The Committees perform various functions in accordance with the provisions of the Treaties that created them. They examine the periodic reports that States have the obligation to present. They can receive information on a country's human rights situation from other sources, such as NGOs, UN agencies, other international organizations, academic institutions, media. The Committee discusses the report together with government representatives and then publishes its recommendations, under the name of "concluding remarks". In addition to this procedure, some Committees can carry out further monitoring functions through three other mechanisms: the investigation procedure; examination of interstate communications; the examination of individual communications.
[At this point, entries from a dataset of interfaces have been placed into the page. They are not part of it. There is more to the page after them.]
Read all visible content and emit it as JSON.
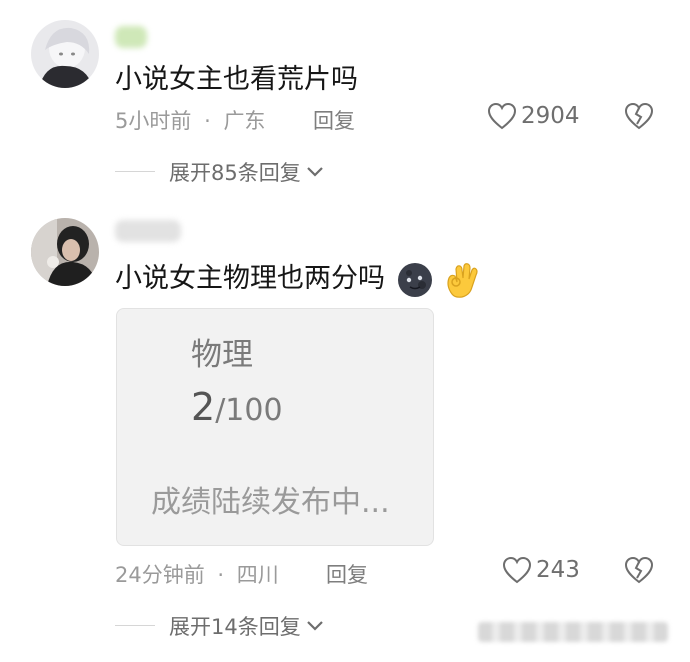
{
  "comments": [
    {
      "text": "小说女主也看荒片吗",
      "time": "5小时前",
      "location": "广东",
      "separator": "·",
      "reply_label": "回复",
      "likes": "2904",
      "expand_label": "展开85条回复"
    },
    {
      "text": "小说女主物理也两分吗",
      "emojis": [
        "moon-face-icon",
        "ok-hand-icon"
      ],
      "time": "24分钟前",
      "location": "四川",
      "separator": "·",
      "reply_label": "回复",
      "likes": "243",
      "expand_label": "展开14条回复",
      "image_card": {
        "subject": "物理",
        "score_main": "2",
        "score_rest": "/100",
        "status": "成绩陆续发布中..."
      }
    }
  ],
  "colors": {
    "text": "#161616",
    "meta": "#9a9a9a",
    "card_bg": "#f2f2f2"
  }
}
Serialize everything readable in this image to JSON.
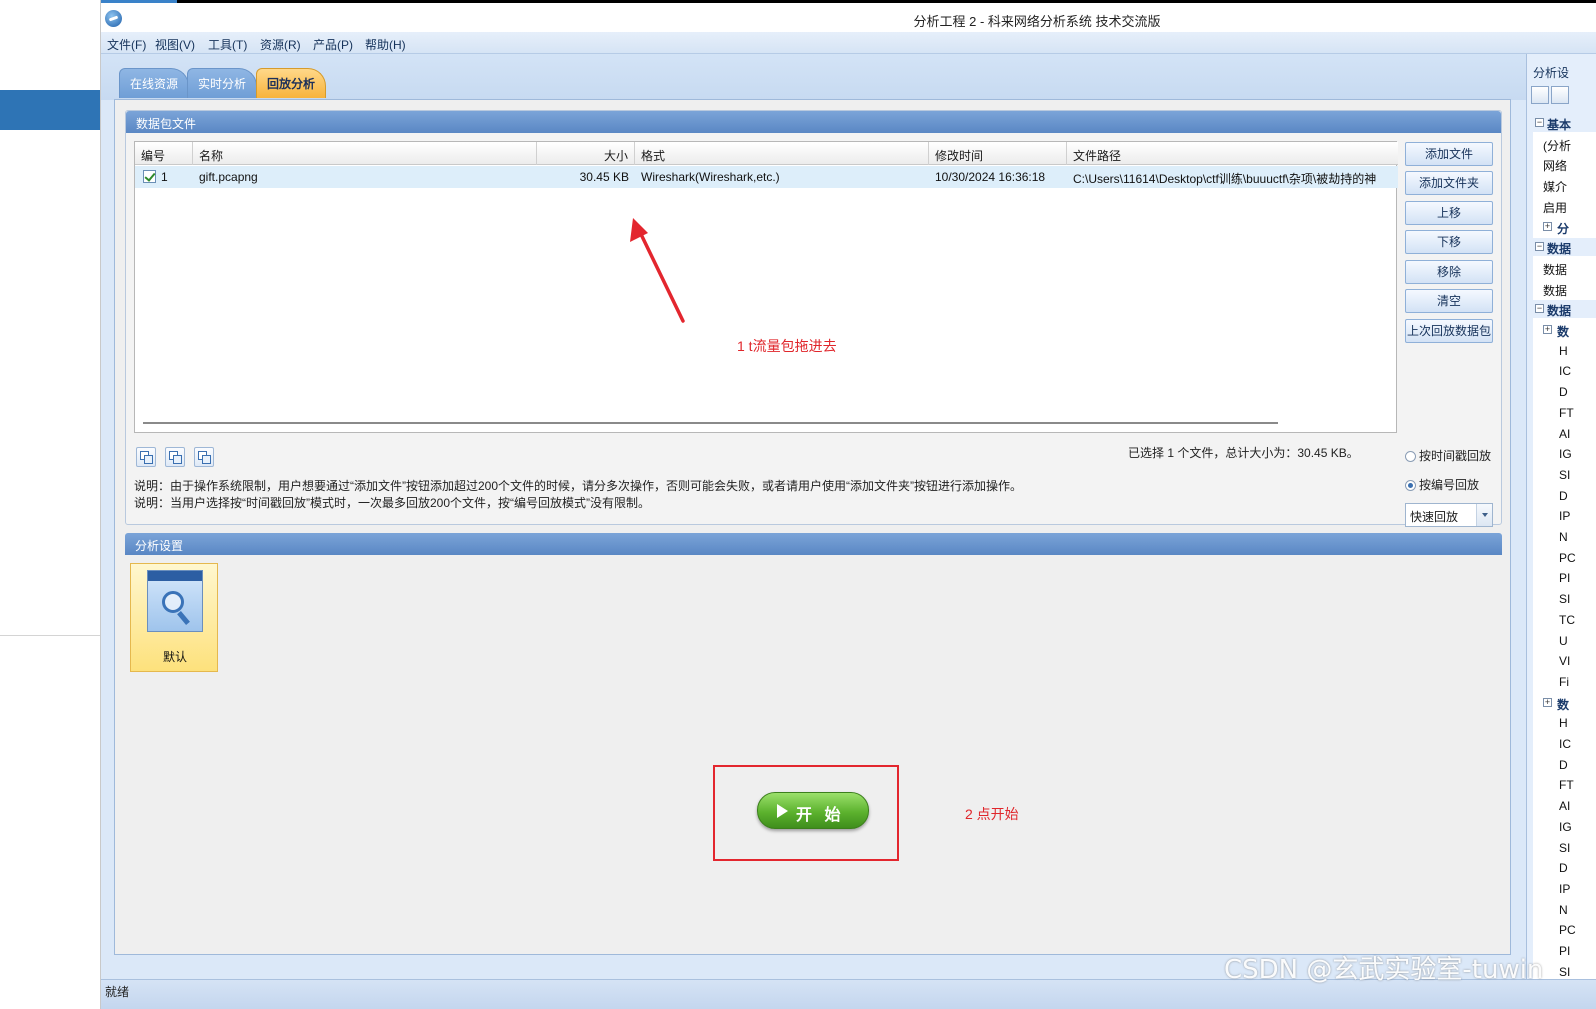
{
  "window": {
    "title": "分析工程 2 - 科来网络分析系统 技术交流版"
  },
  "menu": [
    "文件(F)",
    "视图(V)",
    "工具(T)",
    "资源(R)",
    "产品(P)",
    "帮助(H)"
  ],
  "tabs": [
    {
      "label": "在线资源",
      "active": false
    },
    {
      "label": "实时分析",
      "active": false
    },
    {
      "label": "回放分析",
      "active": true
    }
  ],
  "packet_section": {
    "title": "数据包文件",
    "columns": [
      "编号",
      "名称",
      "大小",
      "格式",
      "修改时间",
      "文件路径"
    ],
    "rows": [
      {
        "checked": true,
        "id": "1",
        "name": "gift.pcapng",
        "size": "30.45 KB",
        "format": "Wireshark(Wireshark,etc.)",
        "modified": "10/30/2024 16:36:18",
        "path": "C:\\Users\\11614\\Desktop\\ctf训练\\buuuctf\\杂项\\被劫持的神"
      }
    ],
    "buttons": [
      "添加文件",
      "添加文件夹",
      "上移",
      "下移",
      "移除",
      "清空",
      "上次回放数据包"
    ],
    "selection_info": "已选择 1 个文件，总计大小为：30.45 KB。",
    "note1": "说明：由于操作系统限制，用户想要通过“添加文件”按钮添加超过200个文件的时候，请分多次操作，否则可能会失败，或者请用户使用“添加文件夹”按钮进行添加操作。",
    "note2": "说明：当用户选择按“时间戳回放”模式时，一次最多回放200个文件，按“编号回放模式”没有限制。",
    "replay_modes": [
      {
        "label": "按时间戳回放",
        "selected": false
      },
      {
        "label": "按编号回放",
        "selected": true
      }
    ],
    "speed_select": "快速回放"
  },
  "analysis_section": {
    "title": "分析设置",
    "profile_label": "默认",
    "start_label": "开 始"
  },
  "annotations": {
    "step1": "1 t流量包拖进去",
    "step2": "2 点开始"
  },
  "right_pane": {
    "title": "分析设",
    "items": [
      {
        "type": "cat",
        "text": "基本"
      },
      {
        "type": "item",
        "text": "(分析"
      },
      {
        "type": "item",
        "text": "网络"
      },
      {
        "type": "item",
        "text": "媒介"
      },
      {
        "type": "item",
        "text": "启用"
      },
      {
        "type": "subcat",
        "text": "分"
      },
      {
        "type": "cat",
        "text": "数据"
      },
      {
        "type": "item",
        "text": "数据"
      },
      {
        "type": "item",
        "text": "数据"
      },
      {
        "type": "cat",
        "text": "数据"
      },
      {
        "type": "subcat",
        "text": "数"
      },
      {
        "type": "item",
        "text": "H"
      },
      {
        "type": "item",
        "text": "IC"
      },
      {
        "type": "item",
        "text": "D"
      },
      {
        "type": "item",
        "text": "FT"
      },
      {
        "type": "item",
        "text": "AI"
      },
      {
        "type": "item",
        "text": "IG"
      },
      {
        "type": "item",
        "text": "SI"
      },
      {
        "type": "item",
        "text": "D"
      },
      {
        "type": "item",
        "text": "IP"
      },
      {
        "type": "item",
        "text": "N"
      },
      {
        "type": "item",
        "text": "PC"
      },
      {
        "type": "item",
        "text": "PI"
      },
      {
        "type": "item",
        "text": "SI"
      },
      {
        "type": "item",
        "text": "TC"
      },
      {
        "type": "item",
        "text": "U"
      },
      {
        "type": "item",
        "text": "VI"
      },
      {
        "type": "item",
        "text": "Fi"
      },
      {
        "type": "subcat",
        "text": "数"
      },
      {
        "type": "item",
        "text": "H"
      },
      {
        "type": "item",
        "text": "IC"
      },
      {
        "type": "item",
        "text": "D"
      },
      {
        "type": "item",
        "text": "FT"
      },
      {
        "type": "item",
        "text": "AI"
      },
      {
        "type": "item",
        "text": "IG"
      },
      {
        "type": "item",
        "text": "SI"
      },
      {
        "type": "item",
        "text": "D"
      },
      {
        "type": "item",
        "text": "IP"
      },
      {
        "type": "item",
        "text": "N"
      },
      {
        "type": "item",
        "text": "PC"
      },
      {
        "type": "item",
        "text": "PI"
      },
      {
        "type": "item",
        "text": "SI"
      }
    ]
  },
  "status": "就绪",
  "watermark": "CSDN @玄武实验室-tuwin"
}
In the latter case the Committee does not have the power to issue judgments, but has the power to enter into the merits and declare whether there has been a violation of rights and to order the state to repair the crime committed. The Committees also publish their interpretation of the content of the human rights norms, known as "general comment".

Currently, the following Committees operate: Committee on the Elimination of Racial DiscriminationHuman Rights Committee (Civil and Political Rights)Committee on Economic, Social and Cultural RightsCommittee on the Elimination of Discrimination Against WomenCommittee against TortureSubcommittee on Prevention of Torture; Committee on the Rights of the ChildCommittee on Migrant WorkersCommittee on the Rights of Persons with DisabilitiesCommittee on Enforced Disappearances.

In April this year, the Chairpersons of all 10 treaty bodies were informed that six of them are very likely to have sessions in 2019 cancelled for financial reasons – an unprecedented consequence of some UN member States delaying payments due to the organisation.

This means that reviews already scheduled with States, as well as consideration of complaints by individual victims of serious human rights violations - including torture, extra-judicial killings, enforced disappearances – will not take place as scheduled. The cancellation of sessions will also have numerous other negative consequences, and will seriously undermine the system of protections which States themselves have put in place over decades.

The Chairpersons of the ten Committees are deeply concerned about the practical consequences of cancelling these sessions and have sent a letter to the UN Secretary General and the High Commissioner for Human Rights, requesting that they, together with Member States, find ways of addressing this situation, as a matter of urgency.